After two terror attacks in Jerusalem on Tuesday, Mayor Nir Barkat said the state should consider closing off East Jerusalem neighborhoods. This is ridiculous. Throughout his mayoralty, Barkat has repeatedly declared that the desire for a shared life and normalcy would ultimately win, bringing about the city’s complete unification. He’s a big believer in the “Israelization” of the Palestinians of East Jerusalem, and has worked hard to impose Israeli sovereignty on the Arab neighborhoods.
At every opportunity, he brandishes poll numbers showing that a significant proportion of these people would choose to remain under Israeli sovereignty if a Palestinian state were established, and scorned claims that the occupation, the oppression and emotions about the Temple Mount would cause a violent outbreak and compel Israel to rethink the term “united Jerusalem.” His statement on Tuesday was an unequivocal admission of the failure of a project now in its 48th year, whose sole purpose is to erase the Green Line in Jerusalem and blur the differences between the city’s eastern and western parts.

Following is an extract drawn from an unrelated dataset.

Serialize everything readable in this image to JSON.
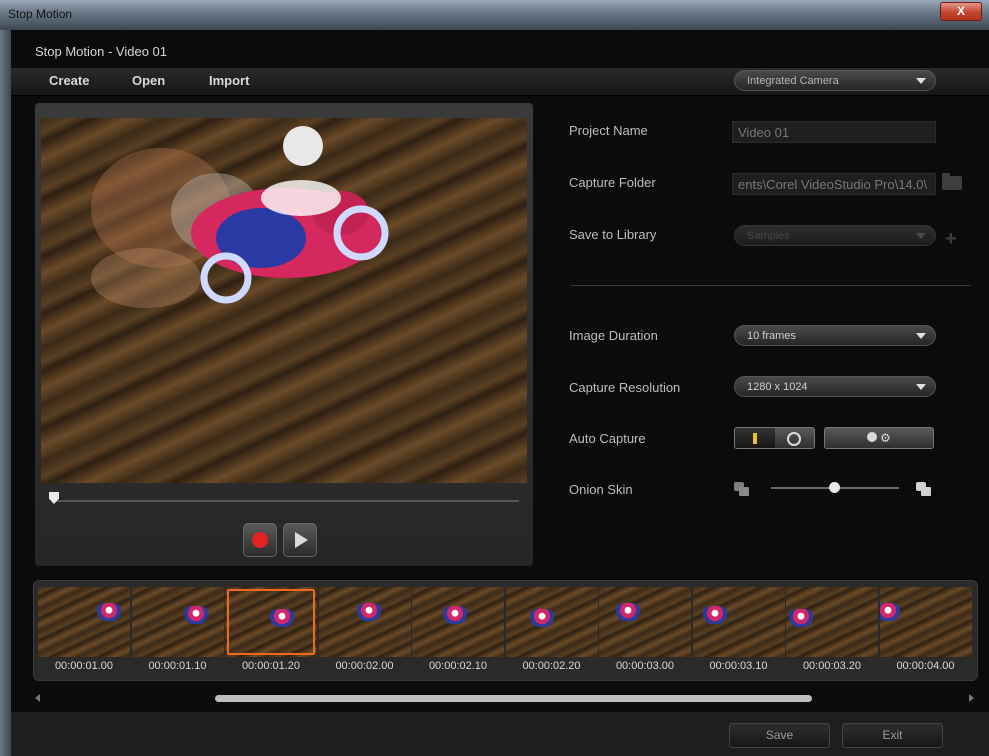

Nevertheless, this project hasn’t failed completely, as will be discovered by anyone who does try to close off East Jerusalem. Land expropriations from residents of the city’s eastern section and the establishment of Jewish neighborhoods, transportation infrastructure and settlements in the heart of Palestinian neighborhoods have rendered impossible any attempt to separate the two parts of the city, even if only temporarily, for security purposes. And that’s without even mentioning the legal problems in such a move. Most East Jerusalem residents have Israeli identity cards (with permanent residency status); a minority are Israeli citizens. How will police officers at the checkpoints distinguish among these citizens and residents?

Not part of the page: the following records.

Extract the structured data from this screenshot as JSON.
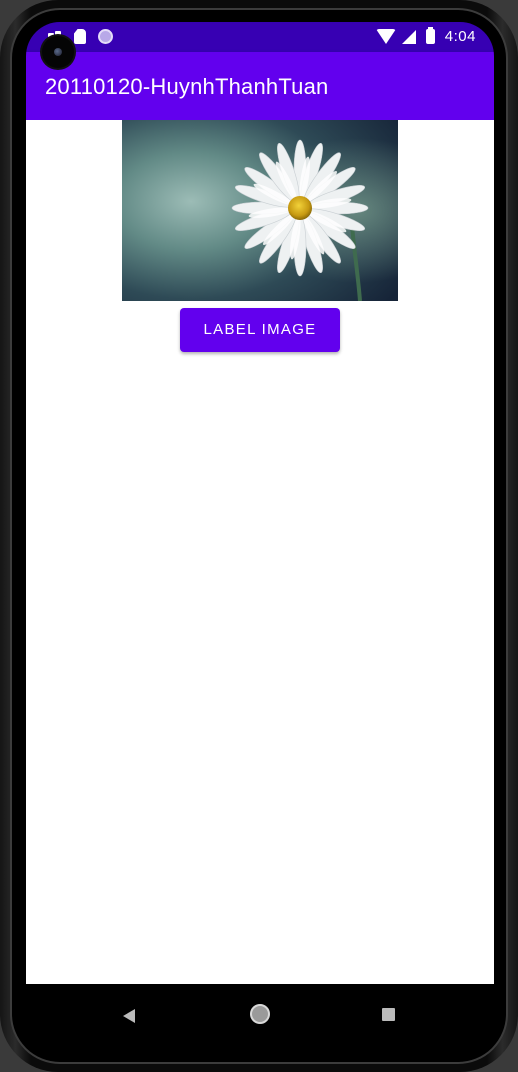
{
  "status_bar": {
    "time": "4:04",
    "icons": [
      "notification-icon",
      "sd-card-icon",
      "circle-status-icon",
      "wifi-icon",
      "signal-icon",
      "battery-icon"
    ]
  },
  "app_bar": {
    "title": "20110120-HuynhThanhTuan"
  },
  "main": {
    "image_name": "daisy-flower-image",
    "button_label": "LABEL IMAGE"
  },
  "nav_bar": {
    "icons": [
      "back-icon",
      "home-icon",
      "recent-apps-icon"
    ]
  },
  "colors": {
    "status_bar": "#3700b3",
    "primary": "#6200ee",
    "background": "#ffffff"
  }
}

But mostly, this would be ineffective against terror. It’s impossible to hermetically seal off the hundreds of pathways, streets and roads linking the two parts of the city. This suggests that Barkat’s demand was meant for public relations, more to position him as “Jerusalem’s Rudy Giuliani” than to prevent the next terror attack.
Since the start of the latest wave of violence, decision makers in the government — not to mention opposition leader and Labor Party chairman Isaac Herzog, who has jumped on the bandwagon — have tried to blame the other side and find easy solutions, from accusing Palestinians and Arab MKs of incitement to ordering security forces to shoot to kill when confronting terrorists at the scene of an attack to, now, closing off neighborhoods of East Jerusalem. But all of these are just a smokescreen for the helplessness of the Netanyahu government, which instead of throwing out idiotic ideas should be trying to calm the atmosphere by means of dialogue with and confidence-building measures toward the Palestinians.